Medtronic Slumps after Earnings Report

A drop in U.S. defibrillator sales sparks worries about the company's growth

Medtronic (MDT) has grown its profits and sales of medical instruments overall during recent months. But the performance has been rocky in the company's largest product line, implantable cardioverter defibrillators (ICDs), which monitor heartbeats and can shock a racing heart back to normal. On Feb. 21, after the release of Medtronic's results during the quarter ended Jan. 26, the stock dropped 4.6% to $52.02 on heavy volume of 23.6 million shares.

The Minneapolis company's revenue amounted to $3.048 billion during the third fiscal quarter, a 10% increase over same period last year. Net earnings were $710 million, or 61 cents per diluted share, representing an 11% increase year over year. "Third quarter financial results reflect the strength of Medtronic's business portfolio, which is diversified by product line and geography, as well as improved operating leverage," CEO Art Collins said in a press release Feb. 20.

It had looked bleak after an embarrassing string of quality-related recalls at Guidant Corp. (GDT) hit the ICD market last year [see BusinessWeek, 10/9/06, "Boston Scientific's Double Bypass"]. But then Wall Street cheered signs that the ICD market was stabilizing when Medtronic announced in late November that its ICD-related revenue grew 14% year-over-year during the second quarter and that it held 56% of worldwide ICD market share (see BusinessWeek.com, 11/21/06, "Medtronic: Investors Take Heart").

Now fate has turned on Medtronic again; its ICD revenue in the U.S. was $507 million during the January quarter, down 10% from the same quarter last year.

"MDT beat our estimates in vascular, diabetes and cardiac surgery, and ICD sales overseas also impressed," Standard & Poor's Equity Research analyst Robert Gold said in a research note. "But we are concerned by the 10% drop in U.S. ICD sales, suggesting market share loss, and we think ICD competitive pricing pressures are rising." Gold downgraded the stock to buy from strong buy. (S&P, like BusinessWeek.com, is owned by The McGraw-Hill Companies.)

Medtronic's rivals include companies like St. Jude Medical (STJ) and Baxter International (BAX). Also, Boston Scientific (BSX) shelled out $27 billion for Guidant in a deal that closed Apr. 21.

The game is far from over. Medtronics on Feb. 20 provided fiscal 2007 earnings per share (EPS) guidance of $2.34 to $2.38, raising the lower end of its previously stated range of $2.30 to $2.38 EPS. But the company also said fiscal 2007 revenue will range between $12.2 and $12.4 billion, which compares to previous guidance of $12.2 to $12.6 billion.

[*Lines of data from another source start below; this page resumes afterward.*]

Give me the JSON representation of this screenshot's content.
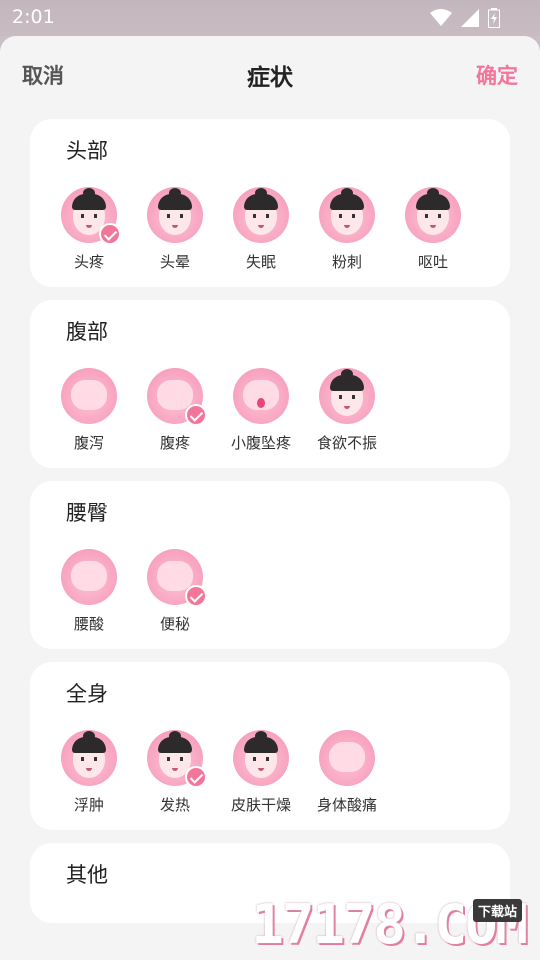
{
  "status": {
    "time": "2:01"
  },
  "header": {
    "cancel": "取消",
    "title": "症状",
    "confirm": "确定"
  },
  "sections": [
    {
      "title": "头部",
      "items": [
        {
          "label": "头疼",
          "icon": "face-headache-icon",
          "selected": true
        },
        {
          "label": "头晕",
          "icon": "face-dizzy-icon",
          "selected": false
        },
        {
          "label": "失眠",
          "icon": "face-insomnia-icon",
          "selected": false
        },
        {
          "label": "粉刺",
          "icon": "face-acne-icon",
          "selected": false
        },
        {
          "label": "呕吐",
          "icon": "face-vomit-icon",
          "selected": false
        }
      ]
    },
    {
      "title": "腹部",
      "items": [
        {
          "label": "腹泻",
          "icon": "stomach-icon",
          "selected": false
        },
        {
          "label": "腹疼",
          "icon": "abdomen-pain-icon",
          "selected": true
        },
        {
          "label": "小腹坠疼",
          "icon": "lower-abdomen-icon",
          "selected": false
        },
        {
          "label": "食欲不振",
          "icon": "face-no-appetite-icon",
          "selected": false
        }
      ]
    },
    {
      "title": "腰臀",
      "items": [
        {
          "label": "腰酸",
          "icon": "waist-icon",
          "selected": false
        },
        {
          "label": "便秘",
          "icon": "toilet-paper-icon",
          "selected": true
        }
      ]
    },
    {
      "title": "全身",
      "items": [
        {
          "label": "浮肿",
          "icon": "face-swelling-icon",
          "selected": false
        },
        {
          "label": "发热",
          "icon": "face-fever-icon",
          "selected": true
        },
        {
          "label": "皮肤干燥",
          "icon": "face-dry-skin-icon",
          "selected": false
        },
        {
          "label": "身体酸痛",
          "icon": "body-ache-icon",
          "selected": false
        }
      ]
    },
    {
      "title": "其他",
      "items": []
    }
  ],
  "watermark": {
    "text": "17178.COM",
    "tag": "下载站"
  },
  "colors": {
    "accent": "#f2769a",
    "icon_bg": "#f7a2bf"
  }
}
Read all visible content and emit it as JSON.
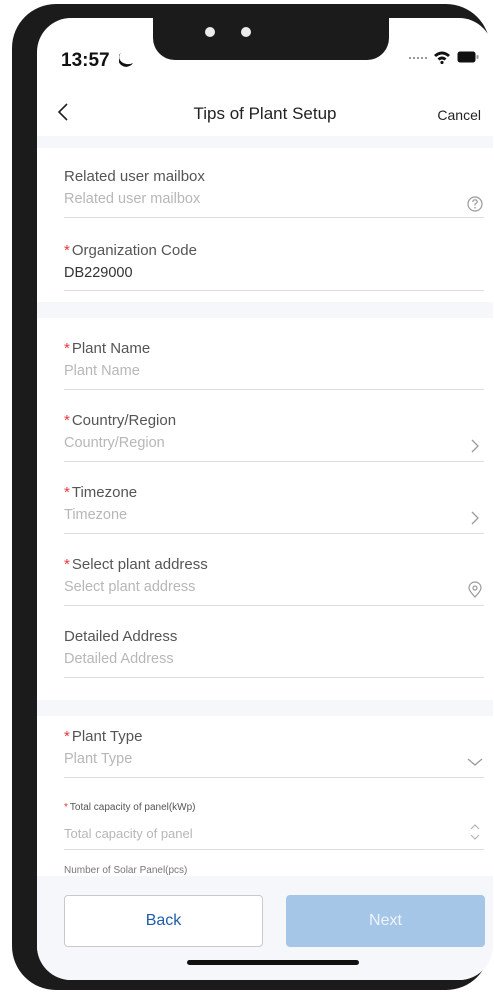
{
  "status_bar": {
    "time": "13:57"
  },
  "nav": {
    "title": "Tips of Plant Setup",
    "cancel": "Cancel"
  },
  "form": {
    "related_mailbox": {
      "label": "Related user mailbox",
      "placeholder": "Related user mailbox"
    },
    "organization_code": {
      "label": "Organization Code",
      "value": "DB229000"
    },
    "plant_name": {
      "label": "Plant Name",
      "placeholder": "Plant Name"
    },
    "country_region": {
      "label": "Country/Region",
      "placeholder": "Country/Region"
    },
    "timezone": {
      "label": "Timezone",
      "placeholder": "Timezone"
    },
    "plant_address": {
      "label": "Select plant address",
      "placeholder": "Select plant address"
    },
    "detailed_address": {
      "label": "Detailed Address",
      "placeholder": "Detailed Address"
    },
    "plant_type": {
      "label": "Plant Type",
      "placeholder": "Plant Type"
    },
    "total_capacity": {
      "label": "Total capacity of panel(kWp)",
      "placeholder": "Total capacity of panel"
    },
    "solar_panels": {
      "label": "Number of Solar Panel(pcs)"
    },
    "required_mark": "*"
  },
  "buttons": {
    "back": "Back",
    "next": "Next"
  },
  "colors": {
    "accent": "#1f5da8",
    "required": "#e6363a",
    "next_disabled": "#a6c6e7"
  }
}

"As we move through the remainder of this fiscal year and enter fiscal year 2008, we expect to see good operating momentum and positive contributions from a number of new product launches inside and outside the United States,” Collins said in the press release.